◆ **Information provided**
::::::::::

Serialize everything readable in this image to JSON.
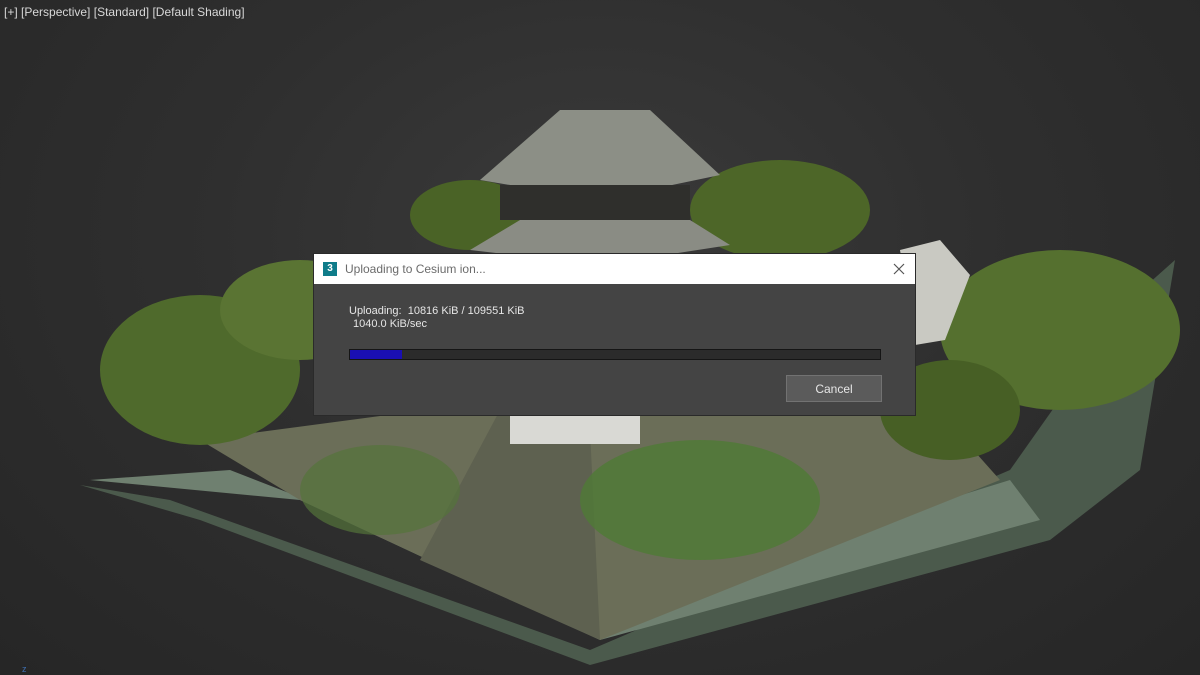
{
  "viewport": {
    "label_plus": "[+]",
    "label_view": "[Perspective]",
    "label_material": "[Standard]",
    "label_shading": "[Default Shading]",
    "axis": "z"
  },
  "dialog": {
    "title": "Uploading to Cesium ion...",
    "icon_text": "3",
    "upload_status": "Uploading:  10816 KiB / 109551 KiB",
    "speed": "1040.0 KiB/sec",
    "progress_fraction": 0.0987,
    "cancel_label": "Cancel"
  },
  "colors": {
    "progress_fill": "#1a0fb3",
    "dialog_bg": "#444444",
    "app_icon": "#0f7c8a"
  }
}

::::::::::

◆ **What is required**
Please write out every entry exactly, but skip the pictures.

◆ **Response**
Serialize everything readable in this image to JSON.
{
  "viewport": {
    "label_plus": "[+]",
    "label_view": "[Perspective]",
    "label_material": "[Standard]",
    "label_shading": "[Default Shading]",
    "axis": "z"
  },
  "dialog": {
    "title": "Uploading to Cesium ion...",
    "icon_text": "3",
    "upload_status": "Uploading:  10816 KiB / 109551 KiB",
    "speed": "1040.0 KiB/sec",
    "progress_fraction": 0.0987,
    "cancel_label": "Cancel"
  },
  "colors": {
    "progress_fill": "#1a0fb3",
    "dialog_bg": "#444444",
    "app_icon": "#0f7c8a"
  }
}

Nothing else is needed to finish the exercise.